▶ Task instructions:
Output every record below exactly.

Items from an interface collection:
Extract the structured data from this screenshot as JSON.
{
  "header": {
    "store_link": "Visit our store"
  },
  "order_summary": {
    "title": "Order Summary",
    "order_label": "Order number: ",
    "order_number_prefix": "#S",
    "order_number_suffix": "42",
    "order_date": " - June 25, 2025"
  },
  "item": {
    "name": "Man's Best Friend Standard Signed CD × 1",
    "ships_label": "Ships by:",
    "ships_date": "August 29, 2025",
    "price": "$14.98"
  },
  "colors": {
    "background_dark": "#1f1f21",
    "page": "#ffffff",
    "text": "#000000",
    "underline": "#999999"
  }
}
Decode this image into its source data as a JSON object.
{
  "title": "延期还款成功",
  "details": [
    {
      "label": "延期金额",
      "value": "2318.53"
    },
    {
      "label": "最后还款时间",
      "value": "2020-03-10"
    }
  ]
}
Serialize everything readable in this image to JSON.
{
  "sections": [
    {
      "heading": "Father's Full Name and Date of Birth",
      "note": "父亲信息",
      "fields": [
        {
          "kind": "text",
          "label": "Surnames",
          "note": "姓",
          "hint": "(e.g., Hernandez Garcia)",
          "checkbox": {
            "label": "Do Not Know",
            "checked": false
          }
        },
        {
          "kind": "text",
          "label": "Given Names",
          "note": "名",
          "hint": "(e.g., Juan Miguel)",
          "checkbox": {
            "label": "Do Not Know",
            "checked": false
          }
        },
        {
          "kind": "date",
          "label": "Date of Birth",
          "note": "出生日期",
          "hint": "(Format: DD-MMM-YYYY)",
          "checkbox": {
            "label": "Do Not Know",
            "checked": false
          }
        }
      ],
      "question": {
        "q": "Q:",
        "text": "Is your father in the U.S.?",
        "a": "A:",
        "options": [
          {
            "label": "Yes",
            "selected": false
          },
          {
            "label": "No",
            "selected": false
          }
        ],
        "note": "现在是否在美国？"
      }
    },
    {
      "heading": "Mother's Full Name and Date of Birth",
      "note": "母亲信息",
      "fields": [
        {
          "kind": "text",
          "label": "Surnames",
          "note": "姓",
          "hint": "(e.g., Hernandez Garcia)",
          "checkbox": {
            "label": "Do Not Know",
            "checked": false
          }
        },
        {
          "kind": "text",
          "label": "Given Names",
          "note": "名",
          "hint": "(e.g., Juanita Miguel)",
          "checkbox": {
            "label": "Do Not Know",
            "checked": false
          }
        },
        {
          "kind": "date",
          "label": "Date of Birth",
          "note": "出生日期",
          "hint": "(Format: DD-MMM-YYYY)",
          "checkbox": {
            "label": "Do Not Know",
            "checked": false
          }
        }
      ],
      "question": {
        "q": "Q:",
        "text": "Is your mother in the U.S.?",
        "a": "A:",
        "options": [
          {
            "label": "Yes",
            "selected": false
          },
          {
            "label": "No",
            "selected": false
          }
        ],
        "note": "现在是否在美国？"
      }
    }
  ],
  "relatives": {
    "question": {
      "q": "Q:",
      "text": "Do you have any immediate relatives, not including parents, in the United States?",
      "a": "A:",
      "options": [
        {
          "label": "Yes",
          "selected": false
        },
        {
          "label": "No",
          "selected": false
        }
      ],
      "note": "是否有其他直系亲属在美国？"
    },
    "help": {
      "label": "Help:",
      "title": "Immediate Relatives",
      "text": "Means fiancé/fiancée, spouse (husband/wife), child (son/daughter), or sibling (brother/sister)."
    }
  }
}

▶ Task answer:
Extract the structured data from this screenshot as JSON.
{
  "header": {
    "store_link": "Visit our store"
  },
  "order_summary": {
    "title": "Order Summary",
    "order_label": "Order number: ",
    "order_number_prefix": "#S",
    "order_number_suffix": "42",
    "order_date": " - June 25, 2025"
  },
  "item": {
    "name": "Man's Best Friend Standard Signed CD × 1",
    "ships_label": "Ships by:",
    "ships_date": "August 29, 2025",
    "price": "$14.98"
  },
  "colors": {
    "background_dark": "#1f1f21",
    "page": "#ffffff",
    "text": "#000000",
    "underline": "#999999"
  }
}
Decode this image into its source data as a JSON object.
{
  "title": "延期还款成功",
  "details": [
    {
      "label": "延期金额",
      "value": "2318.53"
    },
    {
      "label": "最后还款时间",
      "value": "2020-03-10"
    }
  ]
}
Serialize everything readable in this image to JSON.
{
  "sections": [
    {
      "heading": "Father's Full Name and Date of Birth",
      "note": "父亲信息",
      "fields": [
        {
          "kind": "text",
          "label": "Surnames",
          "note": "姓",
          "hint": "(e.g., Hernandez Garcia)",
          "checkbox": {
            "label": "Do Not Know",
            "checked": false
          }
        },
        {
          "kind": "text",
          "label": "Given Names",
          "note": "名",
          "hint": "(e.g., Juan Miguel)",
          "checkbox": {
            "label": "Do Not Know",
            "checked": false
          }
        },
        {
          "kind": "date",
          "label": "Date of Birth",
          "note": "出生日期",
          "hint": "(Format: DD-MMM-YYYY)",
          "checkbox": {
            "label": "Do Not Know",
            "checked": false
          }
        }
      ],
      "question": {
        "q": "Q:",
        "text": "Is your father in the U.S.?",
        "a": "A:",
        "options": [
          {
            "label": "Yes",
            "selected": false
          },
          {
            "label": "No",
            "selected": false
          }
        ],
        "note": "现在是否在美国？"
      }
    },
    {
      "heading": "Mother's Full Name and Date of Birth",
      "note": "母亲信息",
      "fields": [
        {
          "kind": "text",
          "label": "Surnames",
          "note": "姓",
          "hint": "(e.g., Hernandez Garcia)",
          "checkbox": {
            "label": "Do Not Know",
            "checked": false
          }
        },
        {
          "kind": "text",
          "label": "Given Names",
          "note": "名",
          "hint": "(e.g., Juanita Miguel)",
          "checkbox": {
            "label": "Do Not Know",
            "checked": false
          }
        },
        {
          "kind": "date",
          "label": "Date of Birth",
          "note": "出生日期",
          "hint": "(Format: DD-MMM-YYYY)",
          "checkbox": {
            "label": "Do Not Know",
            "checked": false
          }
        }
      ],
      "question": {
        "q": "Q:",
        "text": "Is your mother in the U.S.?",
        "a": "A:",
        "options": [
          {
            "label": "Yes",
            "selected": false
          },
          {
            "label": "No",
            "selected": false
          }
        ],
        "note": "现在是否在美国？"
      }
    }
  ],
  "relatives": {
    "question": {
      "q": "Q:",
      "text": "Do you have any immediate relatives, not including parents, in the United States?",
      "a": "A:",
      "options": [
        {
          "label": "Yes",
          "selected": false
        },
        {
          "label": "No",
          "selected": false
        }
      ],
      "note": "是否有其他直系亲属在美国？"
    },
    "help": {
      "label": "Help:",
      "title": "Immediate Relatives",
      "text": "Means fiancé/fiancée, spouse (husband/wife), child (son/daughter), or sibling (brother/sister)."
    }
  }
}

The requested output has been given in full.